Joan Hickson

Photo detail (2) - Talk to Me

A new film came. What is it? he asked. An Agatha Christie, I replied, with Joan Hickson. Oh, great, he said, I love Joan Hickson. Is she dead? I suspect so, I said, this must be from the 70s or 80s.

I love Joan Hickson, too. She reminds me of Nanny Clarke. There’s something so safe about her, I said as we sat down to supper. She is so solid, so no-nonsense, so unsentimental. Nanny was the same. I miss her. She ended up in a home, went a little do-lally.

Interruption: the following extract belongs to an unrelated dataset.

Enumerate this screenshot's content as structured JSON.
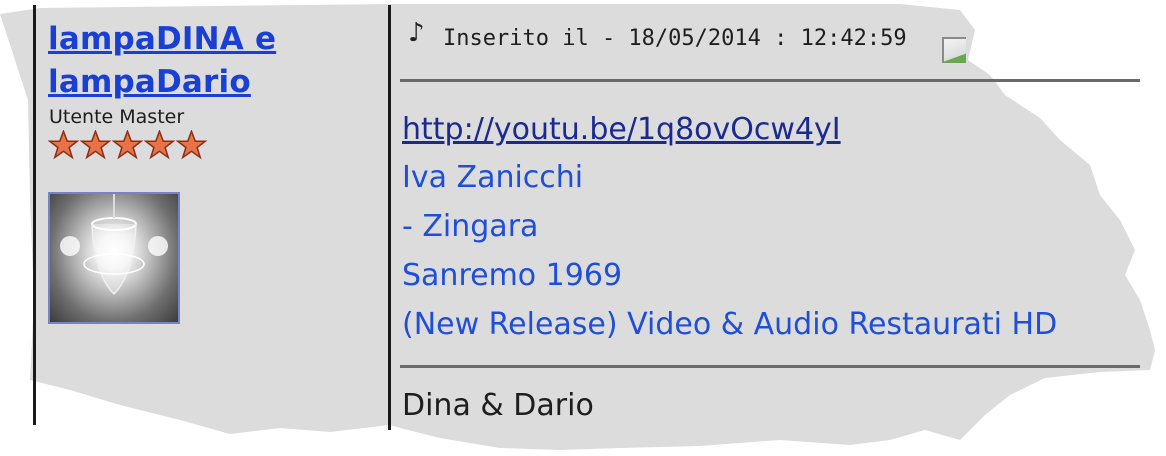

He called Harry Daniels. I’d cajoled him into doing so. Don’t rush me, he said. But he did it anyway. Well, what did he say? I asked. It’s still 1800 quid. What, I said, even without the funeral. Yes, he said, after all they’ve still got to deal with the body. Yes, I suppose they do. You could do some of it yourself, I suppose, use a wardrobe instead of a coffin, deliver it in an estate car and whatnot, but someone’s still got to embalm it. Yes, I know, I said. I know. It’s not easy getting rid of matter, is it? There is something so weighty about it all. Of course, traditions have to be respected. And the body respected. But when we’ve gone, we’ve gone. It’s only the symbols that are left. I just don’t know. I don’t know how I will feel when he goes. He is all to me. And yet, I can and must see life without him.

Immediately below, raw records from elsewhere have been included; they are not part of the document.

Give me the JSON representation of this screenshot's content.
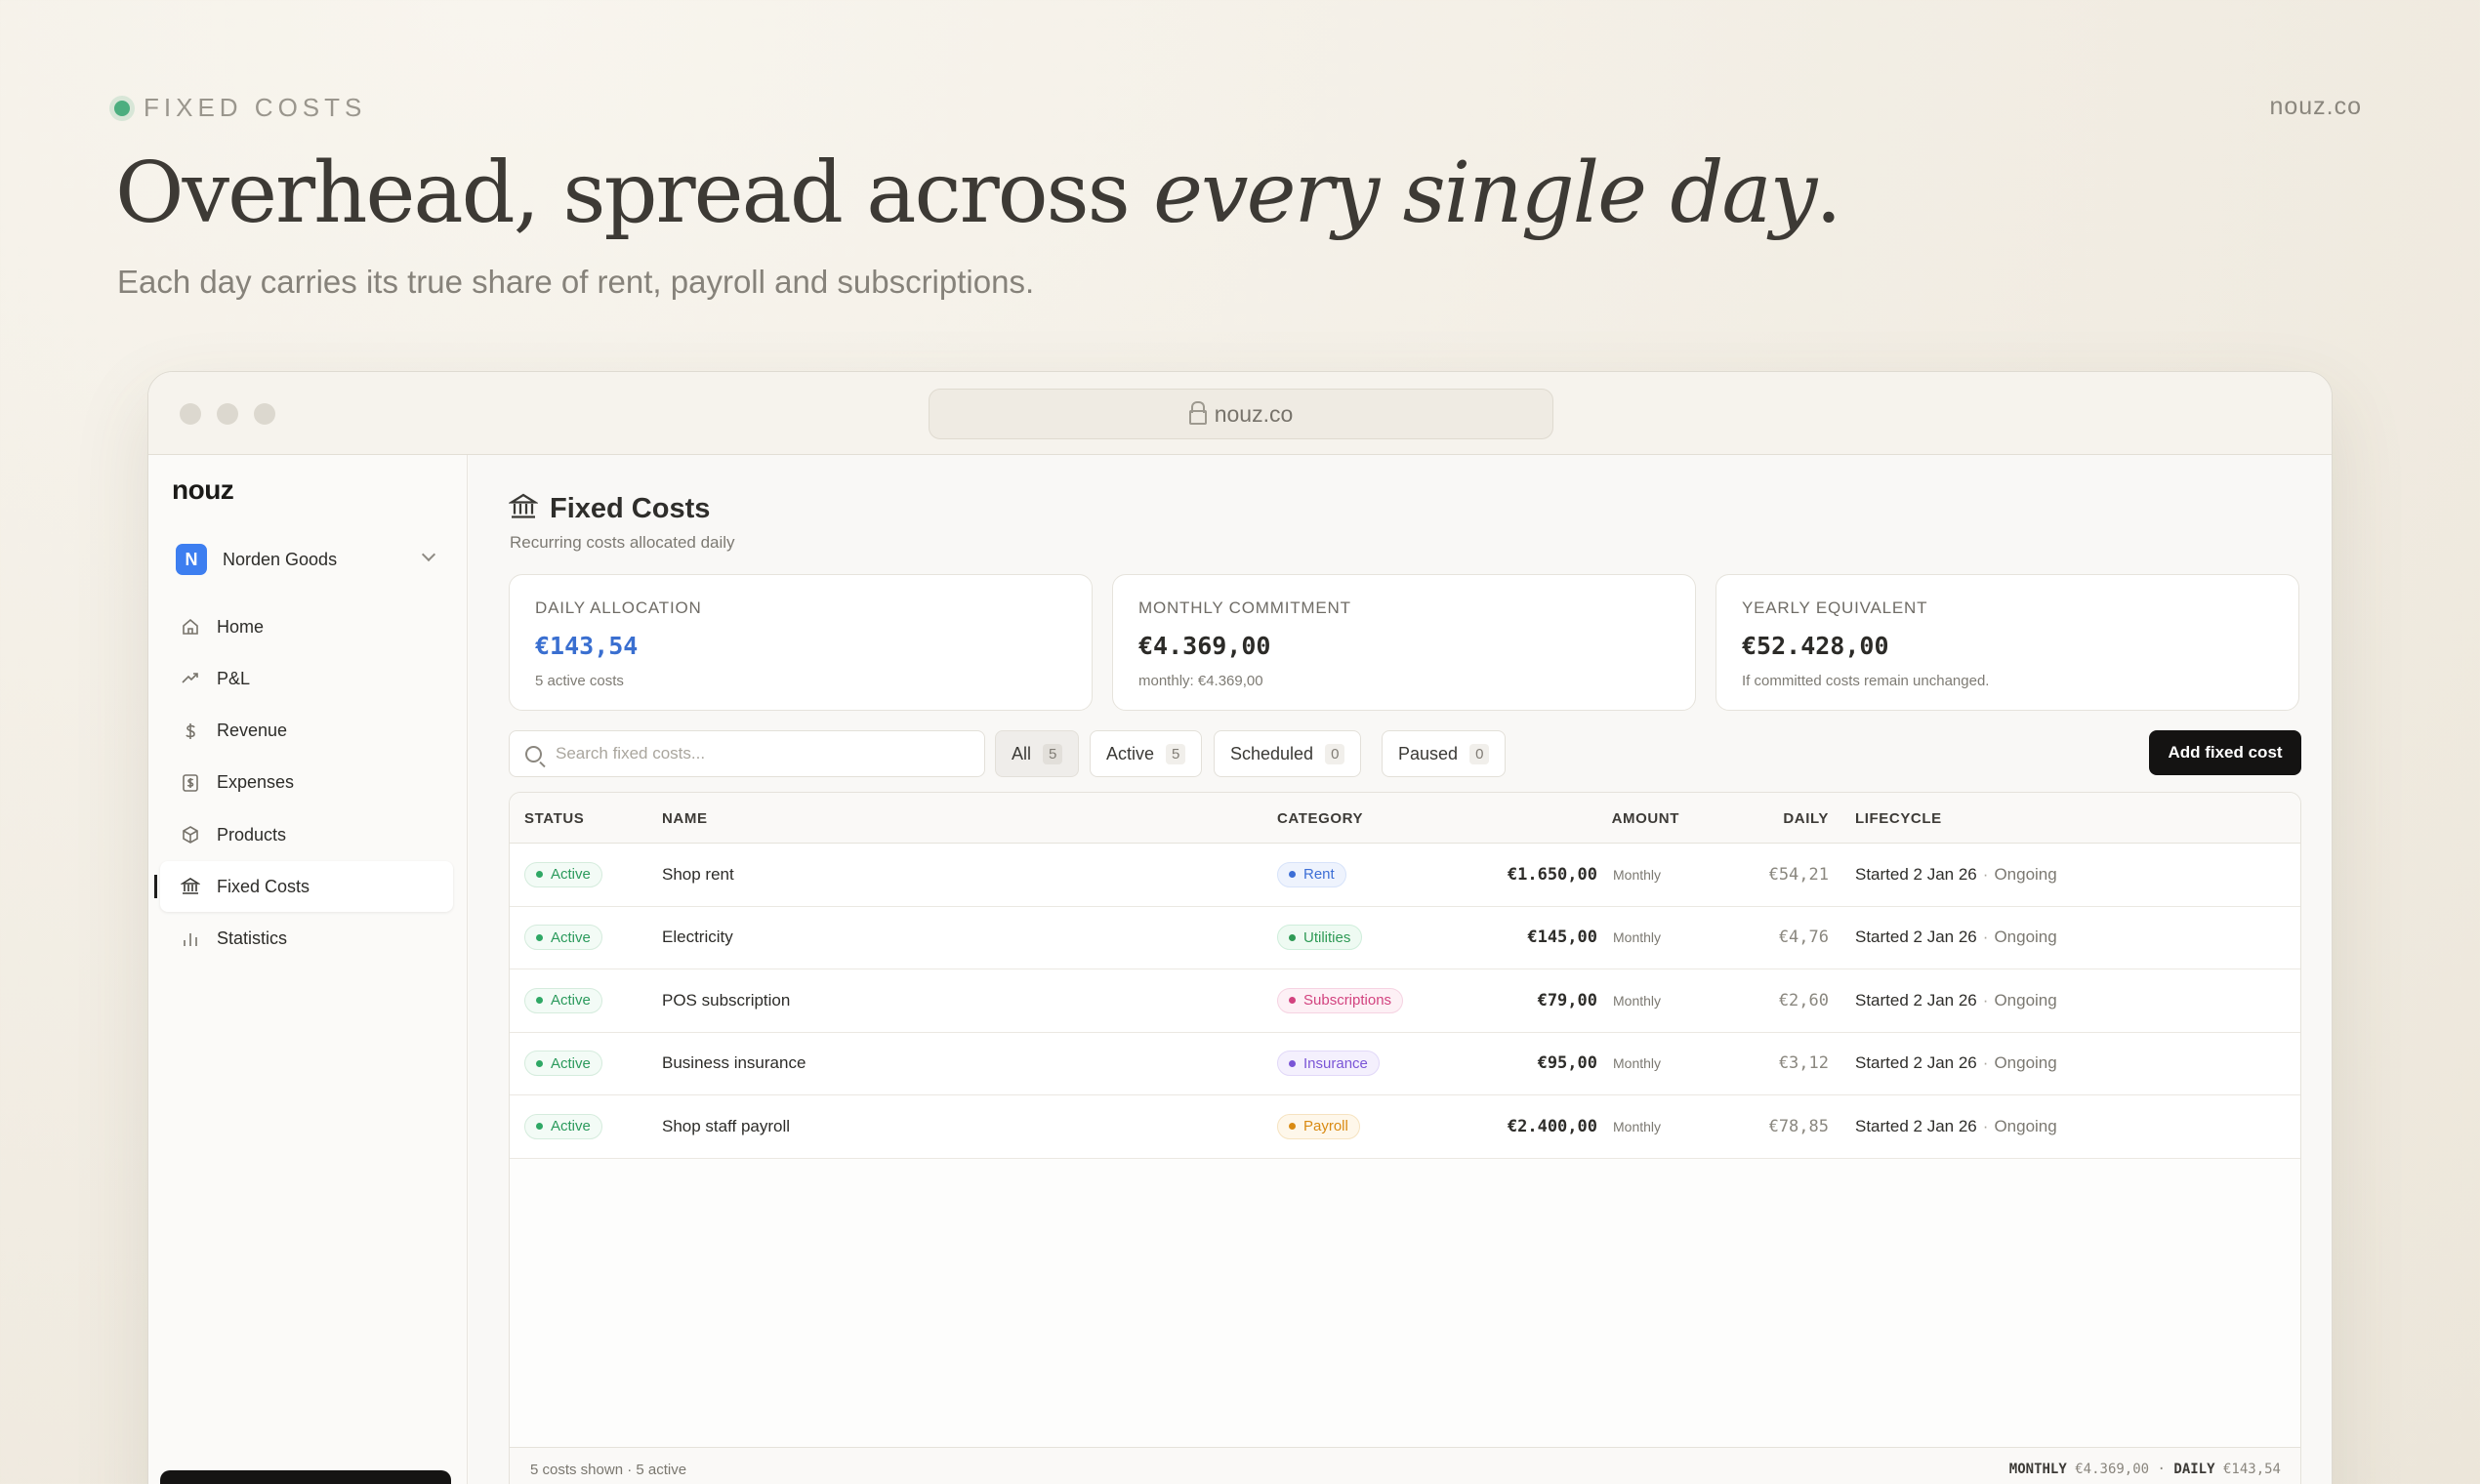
{
  "hero": {
    "eyebrow": "FIXED COSTS",
    "domain": "nouz.co",
    "title_main": "Overhead, spread across ",
    "title_emph": "every single day",
    "title_end": ".",
    "subtitle": "Each day carries its true share of rent, payroll and subscriptions."
  },
  "browser": {
    "url": "nouz.co"
  },
  "sidebar": {
    "logo": "nouz",
    "workspace_initial": "N",
    "workspace_name": "Norden Goods",
    "items": [
      {
        "label": "Home",
        "icon": "home-icon"
      },
      {
        "label": "P&L",
        "icon": "trend-icon"
      },
      {
        "label": "Revenue",
        "icon": "dollar-icon"
      },
      {
        "label": "Expenses",
        "icon": "receipt-icon"
      },
      {
        "label": "Products",
        "icon": "box-icon"
      },
      {
        "label": "Fixed Costs",
        "icon": "bank-icon"
      },
      {
        "label": "Statistics",
        "icon": "bar-chart-icon"
      }
    ]
  },
  "page": {
    "title": "Fixed Costs",
    "subtitle": "Recurring costs allocated daily"
  },
  "stats": [
    {
      "label": "DAILY ALLOCATION",
      "value": "€143,54",
      "note": "5 active costs"
    },
    {
      "label": "MONTHLY COMMITMENT",
      "value": "€4.369,00",
      "note": "monthly: €4.369,00"
    },
    {
      "label": "YEARLY EQUIVALENT",
      "value": "€52.428,00",
      "note": "If committed costs remain unchanged."
    }
  ],
  "filters": {
    "search_placeholder": "Search fixed costs...",
    "chips": [
      {
        "label": "All",
        "count": "5"
      },
      {
        "label": "Active",
        "count": "5"
      },
      {
        "label": "Scheduled",
        "count": "0"
      },
      {
        "label": "Paused",
        "count": "0"
      }
    ],
    "add_label": "Add fixed cost"
  },
  "table": {
    "headers": [
      "STATUS",
      "NAME",
      "CATEGORY",
      "AMOUNT",
      "DAILY",
      "LIFECYCLE"
    ],
    "rows": [
      {
        "status": "Active",
        "name": "Shop rent",
        "category": "Rent",
        "amount": "€1.650,00",
        "freq": "Monthly",
        "daily": "€54,21",
        "started": "Started 2 Jan 26",
        "ongoing": "Ongoing"
      },
      {
        "status": "Active",
        "name": "Electricity",
        "category": "Utilities",
        "amount": "€145,00",
        "freq": "Monthly",
        "daily": "€4,76",
        "started": "Started 2 Jan 26",
        "ongoing": "Ongoing"
      },
      {
        "status": "Active",
        "name": "POS subscription",
        "category": "Subscriptions",
        "amount": "€79,00",
        "freq": "Monthly",
        "daily": "€2,60",
        "started": "Started 2 Jan 26",
        "ongoing": "Ongoing"
      },
      {
        "status": "Active",
        "name": "Business insurance",
        "category": "Insurance",
        "amount": "€95,00",
        "freq": "Monthly",
        "daily": "€3,12",
        "started": "Started 2 Jan 26",
        "ongoing": "Ongoing"
      },
      {
        "status": "Active",
        "name": "Shop staff payroll",
        "category": "Payroll",
        "amount": "€2.400,00",
        "freq": "Monthly",
        "daily": "€78,85",
        "started": "Started 2 Jan 26",
        "ongoing": "Ongoing"
      }
    ],
    "footer_left": "5 costs shown · 5 active",
    "footer_monthly_label": "MONTHLY",
    "footer_monthly_value": "€4.369,00",
    "footer_daily_label": "DAILY",
    "footer_daily_value": "€143,54"
  },
  "colors": {
    "accent_blue": "#3a6fd0",
    "status_green": "#2fa865",
    "rent": "#3d6fd6",
    "utilities": "#2e9a55",
    "subscriptions": "#d2437f",
    "insurance": "#7a55d6",
    "payroll": "#d98a12"
  }
}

I like this community. I like its sounds. Peter below us with his odd hours, smoking through the window and racking cough. And his mother, Margaret, a sharp-faced lady of ninety-odd. She talks of her five children with pride. And still walks into town each day. Are you renting or buying? she barked at us when we moved in. She softened a little under his charm. Besides he went to school with Peter and knew her other son, Snowie. I offered her a lift up the hill, he said, but she was having none of it. And the others? A mixture of young and old. I like to see the windows lit up at night. I feel like I belong to something interesting. Each flat is distinctive, with its own history. Did I tell you that this used to be a school? His old school. He went to see his old girl friend yesterday. I did my A levels in your living room, she said, when he told her where we’d moved to. I’ll come over and see it. No, he said. No, you won’t. We don’t have visitors. Why not? she asked. Because we’re private people.

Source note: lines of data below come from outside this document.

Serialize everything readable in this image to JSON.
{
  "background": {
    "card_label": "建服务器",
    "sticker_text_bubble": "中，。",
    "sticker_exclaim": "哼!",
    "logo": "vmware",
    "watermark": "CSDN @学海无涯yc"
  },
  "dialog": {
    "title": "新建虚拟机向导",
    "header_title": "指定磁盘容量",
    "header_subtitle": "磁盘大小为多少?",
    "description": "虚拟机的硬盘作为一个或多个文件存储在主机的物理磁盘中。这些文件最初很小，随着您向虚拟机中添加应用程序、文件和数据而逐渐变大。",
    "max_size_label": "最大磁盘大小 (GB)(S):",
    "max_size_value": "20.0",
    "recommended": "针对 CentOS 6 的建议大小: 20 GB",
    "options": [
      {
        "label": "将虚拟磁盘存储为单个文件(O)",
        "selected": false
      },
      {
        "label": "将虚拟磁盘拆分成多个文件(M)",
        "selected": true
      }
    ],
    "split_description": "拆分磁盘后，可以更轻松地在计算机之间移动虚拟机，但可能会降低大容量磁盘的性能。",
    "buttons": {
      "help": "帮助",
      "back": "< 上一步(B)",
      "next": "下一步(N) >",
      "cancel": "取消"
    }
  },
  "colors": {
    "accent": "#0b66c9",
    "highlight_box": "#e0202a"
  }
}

Was it difficult to say no to her? I asked. Yes, I felt uncomfortable in my chest, he said. Pete (her husband) understood, he said. That’s good, I said.

By Ellen Bell

Artist and writer currently living in Aberystwyth.